#### [TASK TO CARRY OUT]
Copy the entries without a single change. Pictures should be dropped.

#### [EXERCISE MATERIALS]
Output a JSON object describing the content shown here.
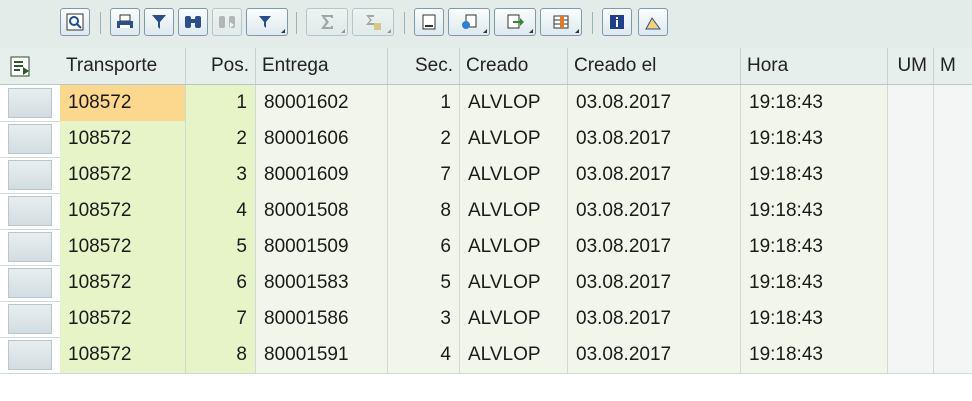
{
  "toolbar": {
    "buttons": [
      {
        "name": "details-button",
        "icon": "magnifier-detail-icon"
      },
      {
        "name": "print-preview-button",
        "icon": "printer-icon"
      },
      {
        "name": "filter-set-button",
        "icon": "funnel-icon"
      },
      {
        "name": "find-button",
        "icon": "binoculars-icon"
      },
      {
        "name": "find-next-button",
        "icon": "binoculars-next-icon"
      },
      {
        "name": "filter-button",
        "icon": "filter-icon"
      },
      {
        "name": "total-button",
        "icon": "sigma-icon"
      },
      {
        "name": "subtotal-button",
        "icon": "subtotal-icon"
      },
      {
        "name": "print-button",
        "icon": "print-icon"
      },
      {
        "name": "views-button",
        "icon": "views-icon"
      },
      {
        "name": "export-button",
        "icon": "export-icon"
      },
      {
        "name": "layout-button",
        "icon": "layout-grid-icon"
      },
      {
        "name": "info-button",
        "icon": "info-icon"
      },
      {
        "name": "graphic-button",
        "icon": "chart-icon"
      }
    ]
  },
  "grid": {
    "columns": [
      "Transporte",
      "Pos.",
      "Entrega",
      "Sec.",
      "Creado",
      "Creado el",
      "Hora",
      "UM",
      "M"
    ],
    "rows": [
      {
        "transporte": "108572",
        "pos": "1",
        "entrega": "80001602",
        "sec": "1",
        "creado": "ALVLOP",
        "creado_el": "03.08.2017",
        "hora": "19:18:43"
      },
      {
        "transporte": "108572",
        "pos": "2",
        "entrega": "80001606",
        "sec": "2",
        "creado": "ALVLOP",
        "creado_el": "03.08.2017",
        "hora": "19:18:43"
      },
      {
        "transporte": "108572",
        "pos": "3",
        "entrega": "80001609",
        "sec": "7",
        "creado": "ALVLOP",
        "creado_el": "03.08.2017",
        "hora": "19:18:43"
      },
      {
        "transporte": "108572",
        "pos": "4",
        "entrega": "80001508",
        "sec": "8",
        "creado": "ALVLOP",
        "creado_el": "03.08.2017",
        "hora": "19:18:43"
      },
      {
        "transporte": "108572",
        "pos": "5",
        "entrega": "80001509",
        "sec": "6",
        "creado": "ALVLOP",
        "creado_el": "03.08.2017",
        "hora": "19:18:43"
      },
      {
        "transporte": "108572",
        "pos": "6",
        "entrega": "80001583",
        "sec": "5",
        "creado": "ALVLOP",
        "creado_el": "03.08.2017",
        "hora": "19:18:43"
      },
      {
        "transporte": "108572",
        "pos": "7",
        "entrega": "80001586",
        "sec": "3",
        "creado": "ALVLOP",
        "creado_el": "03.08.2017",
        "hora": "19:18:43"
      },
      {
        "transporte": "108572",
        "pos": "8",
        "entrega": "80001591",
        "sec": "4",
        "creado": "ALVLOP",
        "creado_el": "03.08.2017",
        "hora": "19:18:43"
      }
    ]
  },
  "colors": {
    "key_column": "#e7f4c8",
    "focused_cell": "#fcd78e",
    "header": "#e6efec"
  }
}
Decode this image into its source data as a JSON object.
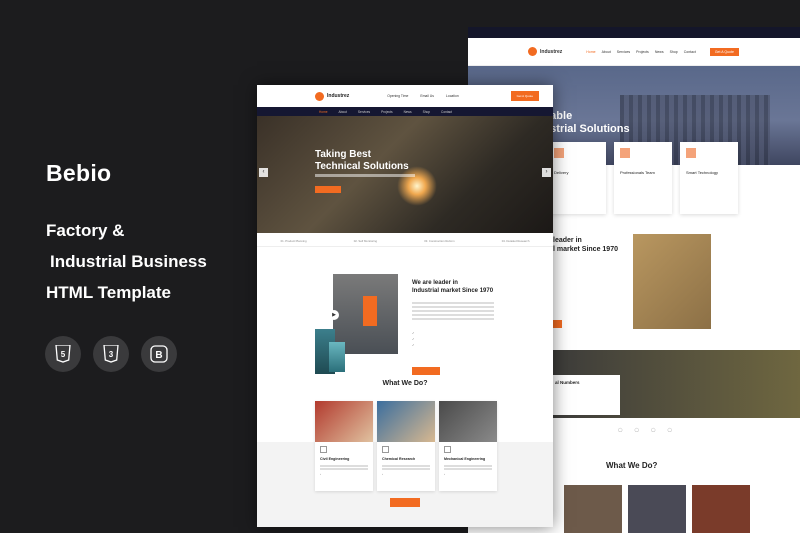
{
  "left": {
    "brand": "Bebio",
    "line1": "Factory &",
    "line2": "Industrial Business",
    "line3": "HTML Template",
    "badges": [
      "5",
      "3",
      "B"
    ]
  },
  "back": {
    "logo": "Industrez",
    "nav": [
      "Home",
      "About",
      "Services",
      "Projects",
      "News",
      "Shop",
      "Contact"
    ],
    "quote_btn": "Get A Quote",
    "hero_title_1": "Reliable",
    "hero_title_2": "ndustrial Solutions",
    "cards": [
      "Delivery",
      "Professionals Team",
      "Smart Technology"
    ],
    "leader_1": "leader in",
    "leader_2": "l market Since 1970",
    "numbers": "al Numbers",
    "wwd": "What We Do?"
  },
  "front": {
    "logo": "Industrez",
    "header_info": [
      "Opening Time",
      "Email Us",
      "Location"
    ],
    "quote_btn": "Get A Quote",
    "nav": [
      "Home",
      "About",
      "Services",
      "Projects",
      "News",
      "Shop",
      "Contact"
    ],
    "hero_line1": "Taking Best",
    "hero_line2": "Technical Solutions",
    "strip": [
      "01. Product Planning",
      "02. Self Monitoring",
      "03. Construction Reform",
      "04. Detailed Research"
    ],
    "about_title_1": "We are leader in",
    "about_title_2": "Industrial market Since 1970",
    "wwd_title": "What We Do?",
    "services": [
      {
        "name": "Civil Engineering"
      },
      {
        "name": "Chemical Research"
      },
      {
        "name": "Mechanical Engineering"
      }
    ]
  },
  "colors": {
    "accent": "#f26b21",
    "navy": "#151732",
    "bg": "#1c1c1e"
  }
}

#### [TASK ANSWER]
Output a JSON object describing the content shown here.
{
  "toolbar": {
    "buttons": [
      {
        "name": "details-button",
        "icon": "magnifier-detail-icon"
      },
      {
        "name": "print-preview-button",
        "icon": "printer-icon"
      },
      {
        "name": "filter-set-button",
        "icon": "funnel-icon"
      },
      {
        "name": "find-button",
        "icon": "binoculars-icon"
      },
      {
        "name": "find-next-button",
        "icon": "binoculars-next-icon"
      },
      {
        "name": "filter-button",
        "icon": "filter-icon"
      },
      {
        "name": "total-button",
        "icon": "sigma-icon"
      },
      {
        "name": "subtotal-button",
        "icon": "subtotal-icon"
      },
      {
        "name": "print-button",
        "icon": "print-icon"
      },
      {
        "name": "views-button",
        "icon": "views-icon"
      },
      {
        "name": "export-button",
        "icon": "export-icon"
      },
      {
        "name": "layout-button",
        "icon": "layout-grid-icon"
      },
      {
        "name": "info-button",
        "icon": "info-icon"
      },
      {
        "name": "graphic-button",
        "icon": "chart-icon"
      }
    ]
  },
  "grid": {
    "columns": [
      "Transporte",
      "Pos.",
      "Entrega",
      "Sec.",
      "Creado",
      "Creado el",
      "Hora",
      "UM",
      "M"
    ],
    "rows": [
      {
        "transporte": "108572",
        "pos": "1",
        "entrega": "80001602",
        "sec": "1",
        "creado": "ALVLOP",
        "creado_el": "03.08.2017",
        "hora": "19:18:43"
      },
      {
        "transporte": "108572",
        "pos": "2",
        "entrega": "80001606",
        "sec": "2",
        "creado": "ALVLOP",
        "creado_el": "03.08.2017",
        "hora": "19:18:43"
      },
      {
        "transporte": "108572",
        "pos": "3",
        "entrega": "80001609",
        "sec": "7",
        "creado": "ALVLOP",
        "creado_el": "03.08.2017",
        "hora": "19:18:43"
      },
      {
        "transporte": "108572",
        "pos": "4",
        "entrega": "80001508",
        "sec": "8",
        "creado": "ALVLOP",
        "creado_el": "03.08.2017",
        "hora": "19:18:43"
      },
      {
        "transporte": "108572",
        "pos": "5",
        "entrega": "80001509",
        "sec": "6",
        "creado": "ALVLOP",
        "creado_el": "03.08.2017",
        "hora": "19:18:43"
      },
      {
        "transporte": "108572",
        "pos": "6",
        "entrega": "80001583",
        "sec": "5",
        "creado": "ALVLOP",
        "creado_el": "03.08.2017",
        "hora": "19:18:43"
      },
      {
        "transporte": "108572",
        "pos": "7",
        "entrega": "80001586",
        "sec": "3",
        "creado": "ALVLOP",
        "creado_el": "03.08.2017",
        "hora": "19:18:43"
      },
      {
        "transporte": "108572",
        "pos": "8",
        "entrega": "80001591",
        "sec": "4",
        "creado": "ALVLOP",
        "creado_el": "03.08.2017",
        "hora": "19:18:43"
      }
    ]
  },
  "colors": {
    "key_column": "#e7f4c8",
    "focused_cell": "#fcd78e",
    "header": "#e6efec"
  }
}
Decode this image into its source data as a JSON object.
{
  "left": {
    "brand": "Bebio",
    "line1": "Factory &",
    "line2": "Industrial Business",
    "line3": "HTML Template",
    "badges": [
      "5",
      "3",
      "B"
    ]
  },
  "back": {
    "logo": "Industrez",
    "nav": [
      "Home",
      "About",
      "Services",
      "Projects",
      "News",
      "Shop",
      "Contact"
    ],
    "quote_btn": "Get A Quote",
    "hero_title_1": "Reliable",
    "hero_title_2": "ndustrial Solutions",
    "cards": [
      "Delivery",
      "Professionals Team",
      "Smart Technology"
    ],
    "leader_1": "leader in",
    "leader_2": "l market Since 1970",
    "numbers": "al Numbers",
    "wwd": "What We Do?"
  },
  "front": {
    "logo": "Industrez",
    "header_info": [
      "Opening Time",
      "Email Us",
      "Location"
    ],
    "quote_btn": "Get A Quote",
    "nav": [
      "Home",
      "About",
      "Services",
      "Projects",
      "News",
      "Shop",
      "Contact"
    ],
    "hero_line1": "Taking Best",
    "hero_line2": "Technical Solutions",
    "strip": [
      "01. Product Planning",
      "02. Self Monitoring",
      "03. Construction Reform",
      "04. Detailed Research"
    ],
    "about_title_1": "We are leader in",
    "about_title_2": "Industrial market Since 1970",
    "wwd_title": "What We Do?",
    "services": [
      {
        "name": "Civil Engineering"
      },
      {
        "name": "Chemical Research"
      },
      {
        "name": "Mechanical Engineering"
      }
    ]
  },
  "colors": {
    "accent": "#f26b21",
    "navy": "#151732",
    "bg": "#1c1c1e"
  }
}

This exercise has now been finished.